Iran, which holds nine percent of the worlds oil reserves, says it needs uranium enrichment to produce fuel for nuclear reactors that would generate electricity. Enrichment can also create material for atomic bombs and the U.S. and other countries suspect that is Tehran's real goal.
Meanwhile, the U.N.'s nuclear watchdog has protested to the U.S. government over a report on Iran's nuclear program, calling it "misleading".
About Maziar Bahari
Bahari was born in Tehran, Iran. He studied communications at Concordia University in Montreal before making his first film "The Voyage of the Saint Louis" about the fatal voyage of more than 900 German Jewish refugees in 1939. Bahari has since worked as a filmmaker and journalist.

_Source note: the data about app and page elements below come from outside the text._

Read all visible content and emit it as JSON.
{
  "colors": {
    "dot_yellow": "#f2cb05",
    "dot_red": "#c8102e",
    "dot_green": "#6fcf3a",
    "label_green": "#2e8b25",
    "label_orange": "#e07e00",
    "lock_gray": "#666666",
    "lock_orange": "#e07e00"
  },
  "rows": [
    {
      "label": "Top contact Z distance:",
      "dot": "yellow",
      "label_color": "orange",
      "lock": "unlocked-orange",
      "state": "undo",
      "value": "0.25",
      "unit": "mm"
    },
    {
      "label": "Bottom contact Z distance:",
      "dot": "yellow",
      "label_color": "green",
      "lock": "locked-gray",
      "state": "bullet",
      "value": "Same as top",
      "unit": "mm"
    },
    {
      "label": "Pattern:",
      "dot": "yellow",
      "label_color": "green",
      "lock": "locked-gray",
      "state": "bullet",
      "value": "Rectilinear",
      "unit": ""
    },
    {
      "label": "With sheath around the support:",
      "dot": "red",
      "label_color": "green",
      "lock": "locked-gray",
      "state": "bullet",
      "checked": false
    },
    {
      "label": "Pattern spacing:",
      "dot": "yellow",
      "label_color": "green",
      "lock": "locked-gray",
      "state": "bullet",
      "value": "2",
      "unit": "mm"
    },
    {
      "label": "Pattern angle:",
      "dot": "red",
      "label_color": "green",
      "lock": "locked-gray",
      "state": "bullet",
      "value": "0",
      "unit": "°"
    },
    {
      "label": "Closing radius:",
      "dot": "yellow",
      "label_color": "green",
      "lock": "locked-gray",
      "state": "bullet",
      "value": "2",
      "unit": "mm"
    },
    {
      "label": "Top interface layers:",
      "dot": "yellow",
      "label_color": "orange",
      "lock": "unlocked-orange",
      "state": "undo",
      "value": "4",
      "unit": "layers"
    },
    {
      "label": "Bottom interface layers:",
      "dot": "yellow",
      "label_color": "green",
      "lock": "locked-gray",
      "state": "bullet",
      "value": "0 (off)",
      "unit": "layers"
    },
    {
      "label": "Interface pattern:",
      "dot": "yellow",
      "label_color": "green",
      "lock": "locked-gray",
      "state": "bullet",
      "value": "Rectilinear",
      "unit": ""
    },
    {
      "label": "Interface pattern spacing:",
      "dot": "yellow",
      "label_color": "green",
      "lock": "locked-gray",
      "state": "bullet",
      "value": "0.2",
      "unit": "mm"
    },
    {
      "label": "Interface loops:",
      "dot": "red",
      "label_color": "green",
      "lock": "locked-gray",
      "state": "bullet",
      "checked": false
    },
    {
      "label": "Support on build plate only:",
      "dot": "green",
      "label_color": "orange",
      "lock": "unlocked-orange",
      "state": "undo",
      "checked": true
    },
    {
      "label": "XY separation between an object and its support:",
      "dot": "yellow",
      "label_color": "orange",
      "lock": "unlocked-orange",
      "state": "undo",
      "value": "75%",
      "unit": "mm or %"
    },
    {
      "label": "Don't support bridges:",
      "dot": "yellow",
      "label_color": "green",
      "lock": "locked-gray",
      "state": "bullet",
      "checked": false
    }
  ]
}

Since the beginning of the Iraqi war, Bahari has reported from Iraq and produced several documentaries about the conflict. He is Newsweek magazine's Iran correspondent.
NOW: Interview: Lila Azam Zanganeh on what Americans need to understand about Iran
Newsweek: "Silencing Dissent," on Tehran's latest crackdown on the media, Maziar Bahari, Sept 14, 2006
New York Times: "Sweating out the truth in Iran," Op-ed by Maziar Bahari, Aug. 24 2006
The New Yorker, "The Iran plans," Seymour M. Hersh, April 2006
US report on Iran's nuclear program, August 23, 2006 [pdf]
IAEA (UN) response to US report, September 12, 2006 [pdf]